Away from the cultural glories of Francis' reign, his political and dynastic achievements were far more uneven. As one sprung himself from the nobility, he perhaps had more of a rapport with the French aristocracy than some of his more aloof predecessors or successors, and with the exception of the treason of the Duc de Bourbon – who fought alongside Charles V's troops against his king at Pavia – Francis faced no major noble insurrection or plot during his reign. Yet his dominance was always set on flimsier foundations than sometimes appeared: he was perpetually short of money and much of what he raised, not least through expanding the sale of offices and patents of nobility, was dissipated in his quarter-century struggle for dominance against Charles V.
In this enterprise he was arguably at his least successful. He inherited the French aspirations and claims in Italy to Milan and Naples that had been at the heart of the Italian Wars that had brought France into conflict with Charles' Habsburg domains. Francis' attempt to upset the traditional succession to the Holy Roman Empire by bribing the electors in 1519 had failed and only incurred the enmity of the successful candidate Charles. His defeat and capture by Charles' forces at Pavia could have been disastrous in leaving France rudderless; his thirteen-month imprisonment in Madrid and subsequent reverses in the 1520s forced him into handing Charles a ransom of four-and-a-half tons of gold and abandoning all his claims in Italy. Though he brushed off Henry VIII's own attempts to win victories in France as an ally of Charles V without too much difficulty, by the time of his death he had done little to dint Habsburg dominance.
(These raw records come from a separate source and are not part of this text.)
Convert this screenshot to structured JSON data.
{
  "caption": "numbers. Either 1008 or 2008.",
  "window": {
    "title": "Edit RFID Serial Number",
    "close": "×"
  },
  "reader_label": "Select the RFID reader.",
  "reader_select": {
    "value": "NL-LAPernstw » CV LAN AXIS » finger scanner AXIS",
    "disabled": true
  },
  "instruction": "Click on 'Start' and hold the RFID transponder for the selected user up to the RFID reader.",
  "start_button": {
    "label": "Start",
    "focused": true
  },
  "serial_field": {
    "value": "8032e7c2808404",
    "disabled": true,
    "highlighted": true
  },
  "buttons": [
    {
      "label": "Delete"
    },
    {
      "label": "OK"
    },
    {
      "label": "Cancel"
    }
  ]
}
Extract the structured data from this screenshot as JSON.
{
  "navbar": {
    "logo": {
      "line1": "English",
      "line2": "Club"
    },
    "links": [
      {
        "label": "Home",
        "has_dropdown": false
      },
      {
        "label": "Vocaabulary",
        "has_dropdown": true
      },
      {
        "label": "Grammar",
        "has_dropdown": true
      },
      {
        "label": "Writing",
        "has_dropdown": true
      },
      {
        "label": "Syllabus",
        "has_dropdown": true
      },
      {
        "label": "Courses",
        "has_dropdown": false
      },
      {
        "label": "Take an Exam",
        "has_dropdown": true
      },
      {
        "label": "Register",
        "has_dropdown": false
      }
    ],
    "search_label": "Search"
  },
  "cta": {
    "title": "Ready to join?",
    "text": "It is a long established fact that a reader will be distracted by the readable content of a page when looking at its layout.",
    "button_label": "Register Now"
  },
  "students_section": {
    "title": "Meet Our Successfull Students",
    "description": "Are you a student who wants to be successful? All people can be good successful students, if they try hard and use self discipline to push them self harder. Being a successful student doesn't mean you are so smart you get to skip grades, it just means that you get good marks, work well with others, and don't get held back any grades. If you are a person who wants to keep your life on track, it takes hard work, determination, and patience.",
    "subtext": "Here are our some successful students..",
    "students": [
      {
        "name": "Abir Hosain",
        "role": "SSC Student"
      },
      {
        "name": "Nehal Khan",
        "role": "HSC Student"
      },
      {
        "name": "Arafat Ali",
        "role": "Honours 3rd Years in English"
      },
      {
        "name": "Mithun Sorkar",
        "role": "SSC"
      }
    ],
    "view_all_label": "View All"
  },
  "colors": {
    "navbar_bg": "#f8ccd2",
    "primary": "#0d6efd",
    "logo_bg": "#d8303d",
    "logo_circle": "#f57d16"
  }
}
At home the increasing influence and impact of Protestantism led to tensions between the Most Christian King and some of the leading noble patrons of evangelical learning (including his own sister Marguerite). The Affair of the Placards – a protest movement calling for the abolition of the mass which found one of the offending documents pinned to the door of the king's own bedroom – was a reminder to Francis of how despite the crown's traditional dominance over the Catholic church in France, reform remained a destabilising element.
The key dynamic in the second generation of the Reformation was, indeed, a Frenchman, John Calvin, who in 1533 left France to establish a godly state in Geneva. It was Calvinism that was to win the hearts and minds of a significant minority in France – a challenge to the status quo that set me stage for the Wars of Religion from 1560 onwards.
This though was a world beyond Francis I, lying in state through magnificent funeral ceremonies that lasted seven weeks and ending in his interment at Saint-Denis. His tomb was erected by his less flamboyant son and successor, Henri II; his love, like his father's, of chivalry was to bring him death in a tournament accident only twelve years later, leaving royal minorities that were to be a prelude to civil war.